  66. "The BBC Radio 6 Music Festival 2017". eFestivals. Retrieved 15 December 2020.
  67. "6 Music Festival 2017". BBC Music Events. Retrieved 1 August 2017.
  68. "BBC Radio 6 Music – The 6 Music Festival, 2019". Retrieved 22 February 2019.
  69. BBC Music. "New Sounds (playlist)". 6 Music Festival 2020. Retrieved 13 April 2022 via YouTube.
  70. BBC Music. "Hear Her (playlist)". 6 Music Festival 2020. Retrieved 13 April 2022 via YouTube.
  71. BBC Music. "Icons Only (playlist)". 6 Music Festival 2020. Retrieved 13 April 2022 via YouTube.
  72. BBC Music. "Hometown Heroes (playlist)". 6 Music Festival 2020. Retrieved 13 April 2022 via YouTube.

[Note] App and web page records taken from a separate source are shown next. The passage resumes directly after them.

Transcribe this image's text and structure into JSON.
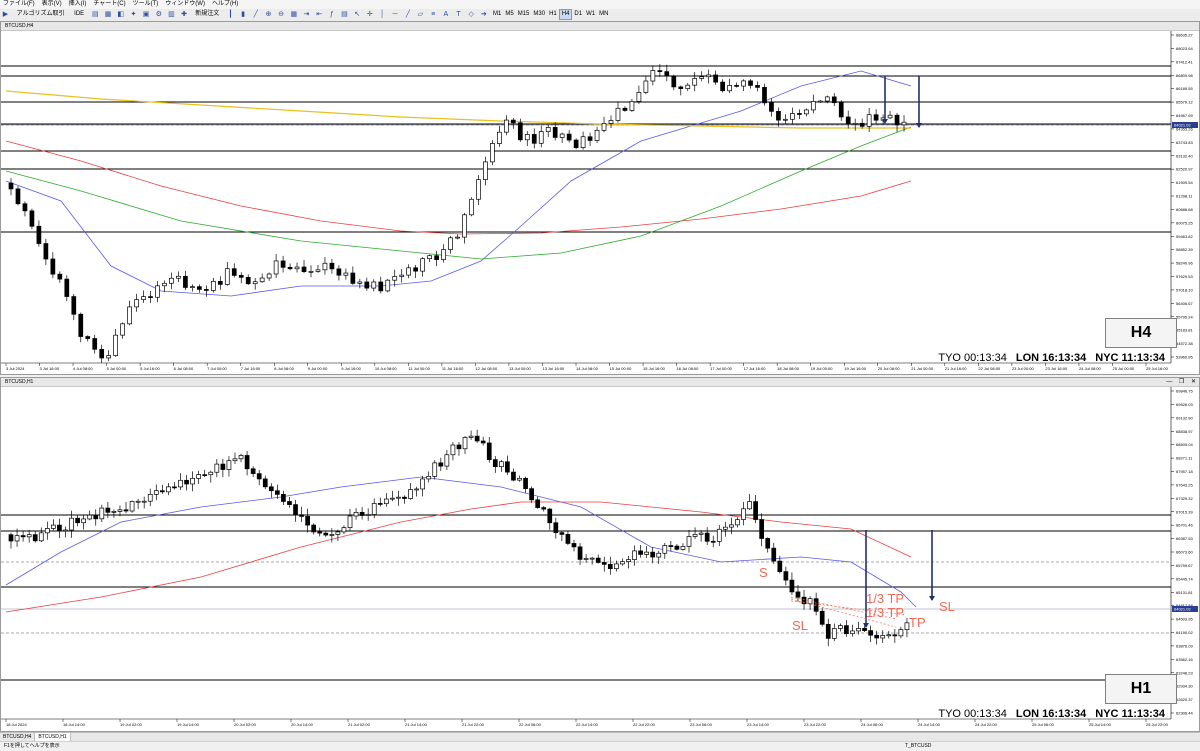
{
  "menu": [
    "ファイル(F)",
    "表示(V)",
    "挿入(I)",
    "チャート(C)",
    "ツール(T)",
    "ウィンドウ(W)",
    "ヘルプ(H)"
  ],
  "toolbar": {
    "algo_label": "アルゴリズム取引",
    "ide_label": "IDE",
    "new_order_label": "新規注文",
    "timeframes": [
      "M1",
      "M5",
      "M15",
      "M30",
      "H1",
      "H4",
      "D1",
      "W1",
      "MN"
    ],
    "active_timeframe": "H4"
  },
  "chart_top": {
    "title": "BTCUSD,H4",
    "timeframe_badge": "H4",
    "clock": {
      "tyo": "TYO 00:13:34",
      "lon": "LON 16:13:34",
      "nyc": "NYC 11:13:34"
    },
    "price_labels": [
      "68635.27",
      "68023.64",
      "67412.41",
      "66800.98",
      "66189.55",
      "65579.12",
      "64967.69",
      "64355.26",
      "63743.83",
      "63132.40",
      "62520.97",
      "61909.54",
      "61298.11",
      "60686.68",
      "60075.25",
      "59463.82",
      "58852.39",
      "58240.96",
      "57629.53",
      "57018.10",
      "56406.67",
      "55795.24",
      "55183.81",
      "54572.38",
      "53960.95"
    ],
    "current_price": "64021.02",
    "time_labels": [
      "3 Jul 2024",
      "3 Jul 16:00",
      "4 Jul 08:00",
      "5 Jul 00:00",
      "5 Jul 16:00",
      "6 Jul 08:00",
      "7 Jul 00:00",
      "7 Jul 16:00",
      "8 Jul 08:00",
      "9 Jul 00:00",
      "9 Jul 16:00",
      "10 Jul 08:00",
      "11 Jul 00:00",
      "11 Jul 16:00",
      "12 Jul 08:00",
      "13 Jul 00:00",
      "13 Jul 16:00",
      "14 Jul 08:00",
      "15 Jul 00:00",
      "15 Jul 16:00",
      "16 Jul 08:00",
      "17 Jul 00:00",
      "17 Jul 16:00",
      "18 Jul 08:00",
      "19 Jul 00:00",
      "19 Jul 16:00",
      "20 Jul 08:00",
      "21 Jul 00:00",
      "21 Jul 16:00",
      "22 Jul 08:00",
      "23 Jul 00:00",
      "23 Jul 16:00",
      "24 Jul 08:00",
      "25 Jul 00:00",
      "25 Jul 16:00"
    ]
  },
  "chart_bottom": {
    "title": "BTCUSD,H1",
    "timeframe_badge": "H1",
    "clock": {
      "tyo": "TYO 00:13:34",
      "lon": "LON 16:13:34",
      "nyc": "NYC 11:13:34"
    },
    "price_labels": [
      "69846.75",
      "69526.03",
      "69132.90",
      "68838.97",
      "68505.04",
      "68271.11",
      "67957.18",
      "67643.25",
      "67329.32",
      "67015.39",
      "66701.46",
      "66387.53",
      "66073.60",
      "65759.67",
      "65445.74",
      "65131.81",
      "64817.88",
      "64503.95",
      "64190.02",
      "63876.09",
      "63562.16",
      "63248.23",
      "62934.30",
      "62620.37",
      "62306.44"
    ],
    "current_price": "64021.02",
    "time_labels": [
      "18 Jul 2024",
      "18 Jul 14:00",
      "19 Jul 02:00",
      "19 Jul 14:00",
      "20 Jul 02:00",
      "20 Jul 14:00",
      "21 Jul 02:00",
      "21 Jul 14:00",
      "21 Jul 22:00",
      "22 Jul 06:00",
      "22 Jul 14:00",
      "22 Jul 22:00",
      "23 Jul 06:00",
      "23 Jul 14:00",
      "23 Jul 22:00",
      "24 Jul 06:00",
      "24 Jul 14:00",
      "24 Jul 22:00",
      "25 Jul 06:00",
      "25 Jul 14:00",
      "25 Jul 22:00"
    ],
    "annotations": {
      "tp1": "1/3 TP",
      "tp2": "1/3 TP",
      "tp3": "TP",
      "sl1": "SL",
      "sl2": "SL",
      "s": "S"
    }
  },
  "tabs": [
    "BTCUSD,H4",
    "BTCUSD,H1"
  ],
  "active_tab": "BTCUSD,H1",
  "status": {
    "left": "F1を押してヘルプを表示",
    "right": "T_BTCUSD"
  },
  "colors": {
    "ma_blue": "#5a5ae8",
    "ma_red": "#e84040",
    "ma_green": "#2faa2f",
    "ma_yellow": "#e8c020",
    "arrow": "#22306e",
    "annotation": "#ef6a55"
  }
}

  73. BBC Music. "Best of (playlist)". 6 Music Festival 2020. Retrieved 13 April 2022 via YouTube.
  74. BBC Music. "6 Music Festival 2022 (playlist)". 6 Music Festival 2020. Retrieved 13 April 2022 via YouTube.
  75. "New heads of 6 Music and Radio 2 under BBC Radio restructure". 28 November 2016. Retrieved 1 August 2017.
  76. "Shennan becomes head of Radio 2", BBC News, Tuesday, 27 January 2009. "Bob Shennan has been appointed the new controller of BBC Radio 2 and 6 Music, succeeding Lesley Douglas who resigned over the Russell Brand affair."
  77. "Lou Reed brings his New York Shuffle to Radio 6 Music". London: BBC. 26 September 2012.
  78. "Jeff Smith". The Guardian. London. 26 May 2011.
  79. "TMV Video Interview – Jeff Smith, Head of Music – BBC Radio 2 & 6 Music |THE MUSiC VOiD". Archived from the original on 1 March 2012.
  80. "Lorna Clarke appointed Radio 2 and 6 Music network manager" The Guardian, Monday, 19 July 2010.

This article is issued from Wikipedia. The text is licensed under Creative Commons - Attribution - Sharealike. Additional terms may apply for the media files.